Yet not with a whole heart

Why do you serve God? Perhaps you serve God because that is what your parents did. Perhaps you serve God because that is what your spouse desires. Perhaps you serve God for the sake of your children. Perhaps your reasons are less noble.

The Chronicles are often neglected books. But we do ourselves a disservice to neglect any of the sacred writings. There are a number of extraordinarily deep statements in the Chronicles. One that bears upon our thoughts today is a statement made in 2 Chronicles 25:2. In a description of king Amaziah, the inspired text reads, “he did what was right in the eyes of the LORD, yet not with a whole heart” (ESV). Continue reading “Yet not with a whole heart”

Serious thoughts on the Faith

Concern for the direction of some churches in some places calls for a stronger feeling of gratitude for those in many locations who hold fast to the true gospel.

Even rational people in religion think it normal to speak of denominations and fail to see themselves in the Bible’s condemnation of divisiveness. They’ve been led to a total disconnect between spiritual truth and their practice.

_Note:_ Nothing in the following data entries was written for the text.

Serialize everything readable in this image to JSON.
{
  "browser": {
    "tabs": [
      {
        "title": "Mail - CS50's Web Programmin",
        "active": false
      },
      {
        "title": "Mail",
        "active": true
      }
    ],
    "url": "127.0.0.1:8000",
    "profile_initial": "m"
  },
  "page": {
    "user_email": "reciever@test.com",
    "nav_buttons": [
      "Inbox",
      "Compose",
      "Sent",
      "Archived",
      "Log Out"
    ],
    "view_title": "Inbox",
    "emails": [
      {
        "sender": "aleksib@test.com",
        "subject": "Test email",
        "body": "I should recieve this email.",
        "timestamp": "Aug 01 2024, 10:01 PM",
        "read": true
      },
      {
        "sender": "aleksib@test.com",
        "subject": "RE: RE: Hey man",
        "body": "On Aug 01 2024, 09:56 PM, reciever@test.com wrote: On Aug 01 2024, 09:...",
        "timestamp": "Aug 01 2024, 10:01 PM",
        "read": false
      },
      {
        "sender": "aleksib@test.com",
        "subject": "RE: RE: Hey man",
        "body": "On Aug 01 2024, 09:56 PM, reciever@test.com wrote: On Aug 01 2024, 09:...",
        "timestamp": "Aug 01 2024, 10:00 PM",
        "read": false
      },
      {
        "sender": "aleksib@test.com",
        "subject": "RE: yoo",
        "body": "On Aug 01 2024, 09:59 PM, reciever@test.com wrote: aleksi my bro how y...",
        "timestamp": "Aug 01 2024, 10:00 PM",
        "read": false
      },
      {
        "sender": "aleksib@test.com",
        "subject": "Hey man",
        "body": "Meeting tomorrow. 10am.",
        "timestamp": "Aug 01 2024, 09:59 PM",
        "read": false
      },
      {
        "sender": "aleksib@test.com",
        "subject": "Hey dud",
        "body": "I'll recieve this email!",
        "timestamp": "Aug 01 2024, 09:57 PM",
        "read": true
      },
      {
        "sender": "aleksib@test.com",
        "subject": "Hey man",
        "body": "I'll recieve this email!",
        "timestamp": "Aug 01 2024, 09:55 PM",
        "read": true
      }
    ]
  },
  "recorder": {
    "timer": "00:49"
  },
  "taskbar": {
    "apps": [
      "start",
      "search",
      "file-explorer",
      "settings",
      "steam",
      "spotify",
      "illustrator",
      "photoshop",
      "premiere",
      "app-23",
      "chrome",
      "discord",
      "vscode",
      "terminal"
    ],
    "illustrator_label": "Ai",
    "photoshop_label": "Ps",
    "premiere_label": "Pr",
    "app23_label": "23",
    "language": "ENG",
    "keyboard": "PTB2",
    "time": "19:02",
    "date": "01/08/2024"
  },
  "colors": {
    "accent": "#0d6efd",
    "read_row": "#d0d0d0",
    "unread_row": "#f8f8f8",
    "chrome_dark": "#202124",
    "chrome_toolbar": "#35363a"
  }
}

The one hope of Ephesians 4.4 is summed up by Paul in Romans 5.2: “we rejoice in the hope of God’s glory.” For mankind who distanced himself from his glory, Romans 3.23, this is wonderful news. Continue reading “Serious thoughts on the Faith”

The prayer of faith: It’s a done deal

In the Old Testament, when God promised a thing, he would put the promise in the past tense. If he said it, it was a done deal. If he promised, you could count on it being done.

On the banks of the Jordan River, Moses recounted to Israel the work of God among them. When King Og of Bashan came out with his whole army against the nation, the Lord said to Moses:

“Don’t be afraid of him because I have already given him, his whole army, and his land to you” Deuteronomy 3.2a. Continue reading “The prayer of faith: It’s a done deal”